America’s Changing Religious Landscape

The Christian share of the U.S. population is declining, while the share of Americans who do not identify with any organized religion is growing. These changes affect all regions in the country and many demographic groups.

2015RLSpromo140x140 (1)
Religion May. 12, 2015

Religious Landscape Study

Explore the geographic distribution and demographics of America’s major religious groups.

Religion Apr. 2, 2015

The Future of World Religions

If current demographic trends persist, Christians will remain steady, Muslims will grow and people with no religion will decline as a share of the world’s population in the coming decades.

PF_15.04.02_Projections_promo_table140x140
Religion Apr. 2, 2015

Religious Composition by Country, 2010-2050

The religious profile of the world is rapidly changing, driven primarily by differences in fertility rates and the size of youth populations among the world’s major religions, as well as by people switching faiths.

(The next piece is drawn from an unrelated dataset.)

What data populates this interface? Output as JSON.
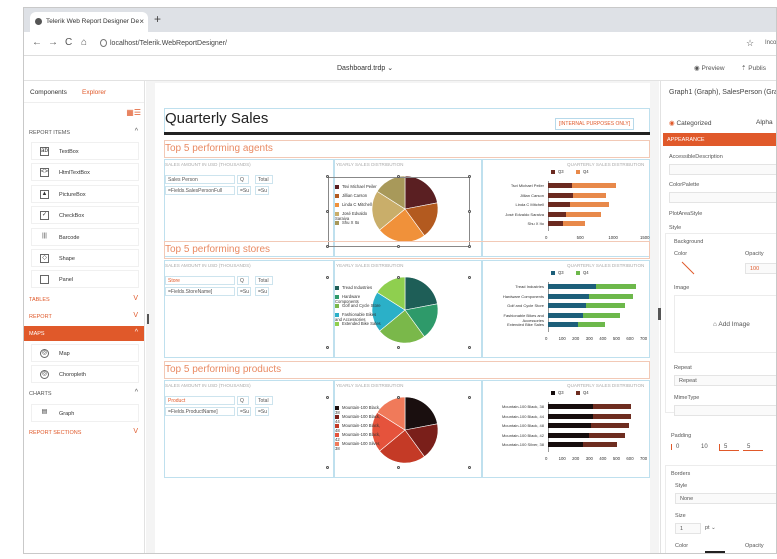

This table details the estimated religious composition of 198 countries and territories for 2010 to 2050.

Fact Tank Apr. 2, 2015

7 key changes in the global religious landscape

What will the world’s religious landscape look like a few decades from now?

Fact Tank Aug. 27, 2014

Many religions heavily concentrated in one or two countries

Half of the world’s population lives in just six countries. But in many cases, the world’s major religious groups are even more concentrated.

Fact Tank Aug. 12, 2014

6 facts about South Korea’s growing Christian population

Pope Francis will travel to South Korea next week for Asian Youth Day, making his third international trip as pontiff. Here are six facts about Christianity in South Korea.

Fact Tank Jul. 17, 2014

How many people of different faiths do you know?

A Pew Research Center survey shows how many people in religious groups know other people of different religions.

Fact Tank Jul. 16, 2014

U.S. evangelical Christians are chilly toward atheists – and the feeling is mutual

U.S. Christians, as a whole, express negative feelings toward atheists, and the chilliness is reciprocated, according to a Pew Research survey on how Americans rate eight religious groups.

Religion Jul. 16, 2014

How Religious Groups View One Another

When asked to rate religious groups on a “feeling thermometer” ranging from 0 to 100, Americans rate Jews, Catholics and evangelical Christians warmly and atheists and Muslims more coldly.